If 200 or 300 people are strolling on the Promenade at midweek during their lunch hours, the experiment will have been successful, he said.
Roger Anderman, the city's community development director, said the turnout will not affect plans for permanent businesses and other attractions on the Promenade
Among the bigger events, the Public Corp. for the Arts will hold its International City Festival this weekend in the Terrace Theater Plaza, a block north of the Promenade on Ocean Boulevard.
An array of international food booths will offer delicacies ranging from West Indian breaded cauliflower to Vietnamese-style barbecue pork skewers. Hamburgers and other American basics will also be offered.
Thirty performing arts groups will participate in the three-day festival. A "Birthday Party Street Dance" on Saturday evening will feature the nostalgia rock 'n' roll group Lil' Elmo and the Cosmos.
"We've doubled our booths, doubled our displays and added a beer garden," said PCA spokeswoman Kathy Fleming.
A jazz concert in honor of senior citizens will be presented at the festival at noon Monday.
The Tarawa monument will be dedicated at 1 p.m. Friday in the Promenade Amphitheater. Gen. Alfred M. Gray Jr., commandant of the Marine Corps, will preside. The nine-ton structure eventually will replace an earlier monument that had been torn down on the South Pacific atoll.
The nuclear-powered aircraft carrier Nimitz will steam into the Long Beach Naval Shipyard this weekend. The Nimitz will be open for public tours from 10 a.m. to 3 p.m. Saturday and Sunday. Tickets are available at Navy recruiting offices in Long Beach and Los Angeles.
Starting Wednesday, the Budweiser Clydesdales will visit the city.

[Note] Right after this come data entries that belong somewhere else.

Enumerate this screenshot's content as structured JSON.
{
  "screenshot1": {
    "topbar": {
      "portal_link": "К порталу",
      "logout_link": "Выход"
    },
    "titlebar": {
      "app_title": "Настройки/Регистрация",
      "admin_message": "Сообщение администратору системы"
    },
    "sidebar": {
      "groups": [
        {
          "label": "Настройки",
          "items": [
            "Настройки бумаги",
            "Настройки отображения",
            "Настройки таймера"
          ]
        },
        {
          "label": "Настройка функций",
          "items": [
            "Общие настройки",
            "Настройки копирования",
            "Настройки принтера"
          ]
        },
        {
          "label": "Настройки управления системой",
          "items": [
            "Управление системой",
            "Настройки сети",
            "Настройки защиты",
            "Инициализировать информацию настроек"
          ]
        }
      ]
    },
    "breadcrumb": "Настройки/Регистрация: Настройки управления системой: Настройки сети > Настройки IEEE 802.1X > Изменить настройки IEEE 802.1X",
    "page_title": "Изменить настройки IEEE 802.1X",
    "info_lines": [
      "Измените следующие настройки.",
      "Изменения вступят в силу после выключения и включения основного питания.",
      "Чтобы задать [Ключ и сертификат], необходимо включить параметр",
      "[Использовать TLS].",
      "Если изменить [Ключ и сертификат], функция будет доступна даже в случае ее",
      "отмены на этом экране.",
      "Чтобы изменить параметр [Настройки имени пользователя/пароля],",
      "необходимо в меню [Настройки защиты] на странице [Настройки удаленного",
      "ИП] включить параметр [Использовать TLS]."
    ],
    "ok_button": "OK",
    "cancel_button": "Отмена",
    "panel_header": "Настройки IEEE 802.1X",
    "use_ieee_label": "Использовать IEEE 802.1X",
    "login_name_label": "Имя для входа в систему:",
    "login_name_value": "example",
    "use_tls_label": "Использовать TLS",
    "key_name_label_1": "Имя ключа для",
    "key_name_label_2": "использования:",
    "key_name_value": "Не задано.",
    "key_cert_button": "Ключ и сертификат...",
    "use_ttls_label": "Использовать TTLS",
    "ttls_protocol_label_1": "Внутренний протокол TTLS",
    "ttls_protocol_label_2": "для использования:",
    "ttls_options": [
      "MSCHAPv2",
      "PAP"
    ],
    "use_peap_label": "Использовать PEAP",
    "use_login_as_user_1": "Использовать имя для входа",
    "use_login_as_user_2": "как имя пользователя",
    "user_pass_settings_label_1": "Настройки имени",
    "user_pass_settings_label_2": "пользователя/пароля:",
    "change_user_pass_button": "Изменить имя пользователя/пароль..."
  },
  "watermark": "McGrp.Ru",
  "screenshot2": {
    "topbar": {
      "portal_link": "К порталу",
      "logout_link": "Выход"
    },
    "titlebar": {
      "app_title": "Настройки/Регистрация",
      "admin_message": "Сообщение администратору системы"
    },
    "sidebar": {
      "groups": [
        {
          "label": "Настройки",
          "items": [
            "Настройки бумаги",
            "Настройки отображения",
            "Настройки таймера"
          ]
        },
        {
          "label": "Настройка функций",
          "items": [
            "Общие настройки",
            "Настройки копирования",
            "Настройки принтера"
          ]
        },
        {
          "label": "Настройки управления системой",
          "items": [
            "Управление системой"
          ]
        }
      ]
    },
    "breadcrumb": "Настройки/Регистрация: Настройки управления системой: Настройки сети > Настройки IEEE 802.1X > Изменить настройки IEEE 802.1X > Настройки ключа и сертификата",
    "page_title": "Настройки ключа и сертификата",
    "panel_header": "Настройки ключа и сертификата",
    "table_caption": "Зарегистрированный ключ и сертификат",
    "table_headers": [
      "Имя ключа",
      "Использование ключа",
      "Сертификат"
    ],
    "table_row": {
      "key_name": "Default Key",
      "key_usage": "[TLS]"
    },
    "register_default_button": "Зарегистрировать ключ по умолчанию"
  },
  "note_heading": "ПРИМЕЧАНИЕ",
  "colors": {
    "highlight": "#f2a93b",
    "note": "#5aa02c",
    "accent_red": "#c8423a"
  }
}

The Long Beach Municipal Band will be holding several performances in city parks during the 10-day celebration period. The shows will be capped by a performance by entertainer Vikki Carr, a Long Beach resident, at 6:30 p.m. July 10 in El Dorado Park.